Climbers flower all summer and tend to be what most gardeners plant. This type of rose can be pruned according to the gardener's needs. They tend to flower best when their longer canes are arched over, causing them to send up more lateral flowering shoots. These laterals can be pruned back harder to the main canes that are trained in place. Pruning in this fashion will encourage your climber to push out new growth each season. I also prune some of the climbing canes low or stagger-prune them to have flowers blooming at different heights rather than just on top.

Old Garden Roses

One of the most beautiful and elegant groups of roses. The majority of OGRs flower for a month in summer but do not repeat bloom. They are best pruned lightly, with some of the old growth thinned out and the tops trimmed back no more than one third. If you must prune your old roses harder, do this in the summer just after they flower, so they will produce new young canes that will flower the following summer. Many roses in this group make wonderful climbers if trained in this fashion. Prune them according to your training methods but leave plenty of last year's wood for them to flower on.

Ground Cover Roses
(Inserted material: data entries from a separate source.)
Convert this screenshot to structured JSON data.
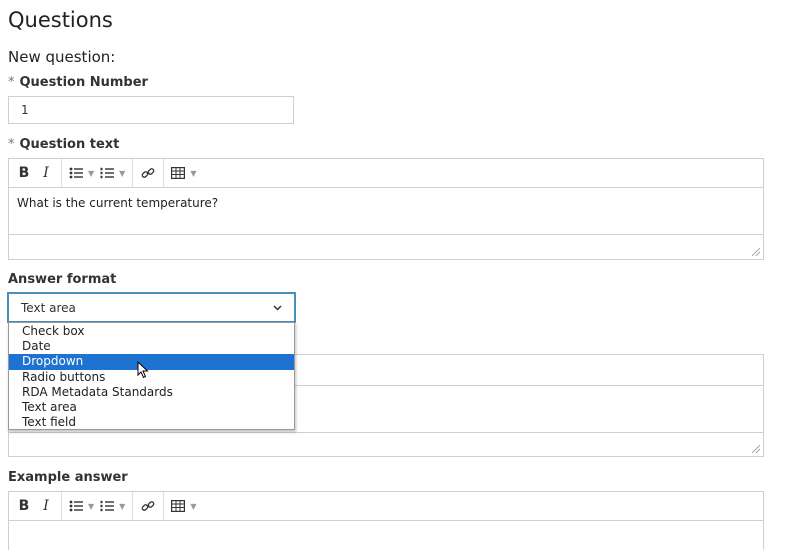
{
  "page": {
    "title": "Questions",
    "subtitle": "New question:"
  },
  "question_number": {
    "required_mark": "*",
    "label": "Question Number",
    "value": "1"
  },
  "question_text": {
    "required_mark": "*",
    "label": "Question text",
    "content": "What is the current temperature?"
  },
  "toolbar": {
    "bold": "B",
    "italic": "I",
    "bullet_list_icon": "bullet-list-icon",
    "numbered_list_icon": "numbered-list-icon",
    "link_icon": "link-icon",
    "table_icon": "table-icon"
  },
  "answer_format": {
    "label": "Answer format",
    "selected": "Text area",
    "options": [
      "Check box",
      "Date",
      "Dropdown",
      "Radio buttons",
      "RDA Metadata Standards",
      "Text area",
      "Text field"
    ],
    "highlighted": "Dropdown"
  },
  "example_answer": {
    "label": "Example answer",
    "content": ""
  },
  "colors": {
    "highlight": "#1e73d2",
    "focus_border": "#4a8fb8",
    "border": "#cfcfcf"
  }
}
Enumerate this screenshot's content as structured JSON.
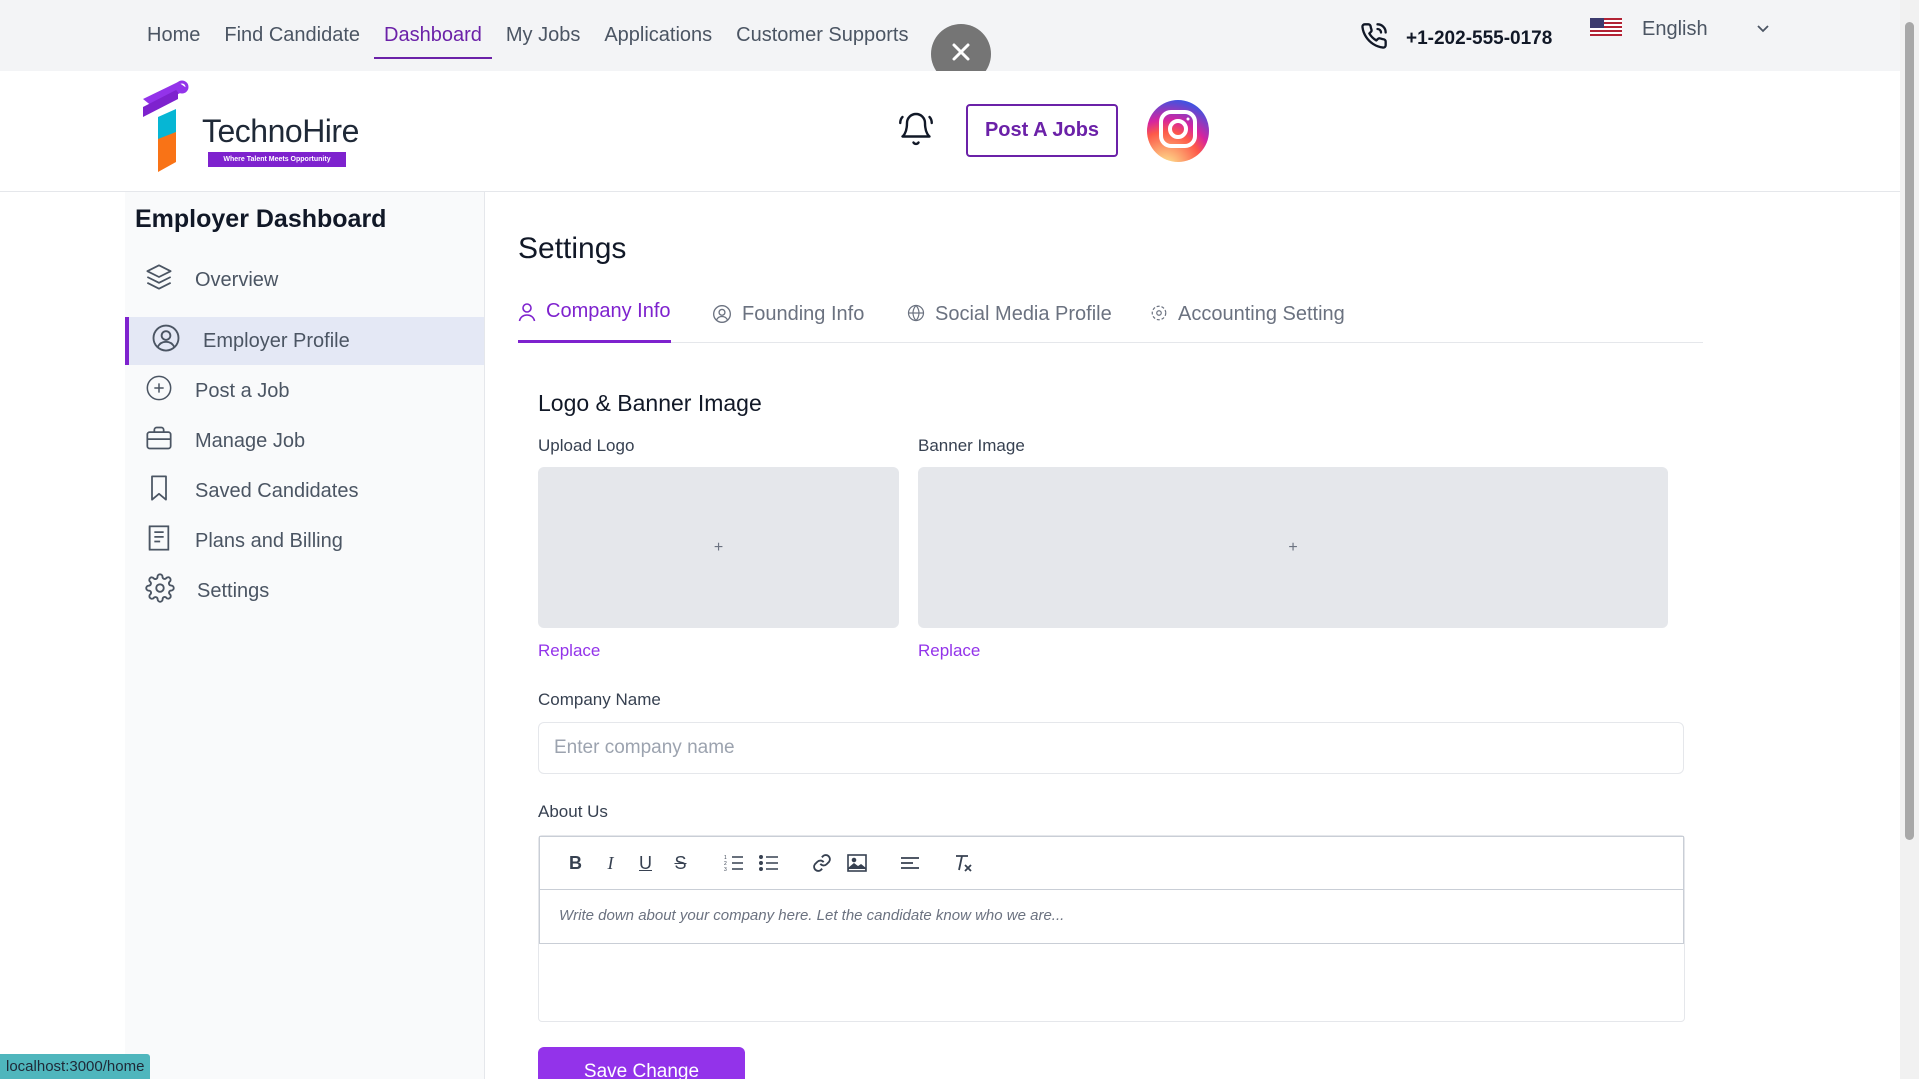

This indestructible group is often used in mass plantings but can also be used as single specimen plants in smaller gardens. They have this habit of growing much larger than expected here on the west coast and will benefit from a thinning haircut each season. You can just take the hedge sheers to these tough roses and then remove some of the old canes, or you can hand prune if you wish. Don't worry about looking for buds, they have them every quarter-inch and really don't care where you cut them. This is a group of roses that will flower well with little regard to how they are pruned. I tend to find them messy looking when dormant, so this is why I like to thin and haircut them! Do as you please, they don't mind.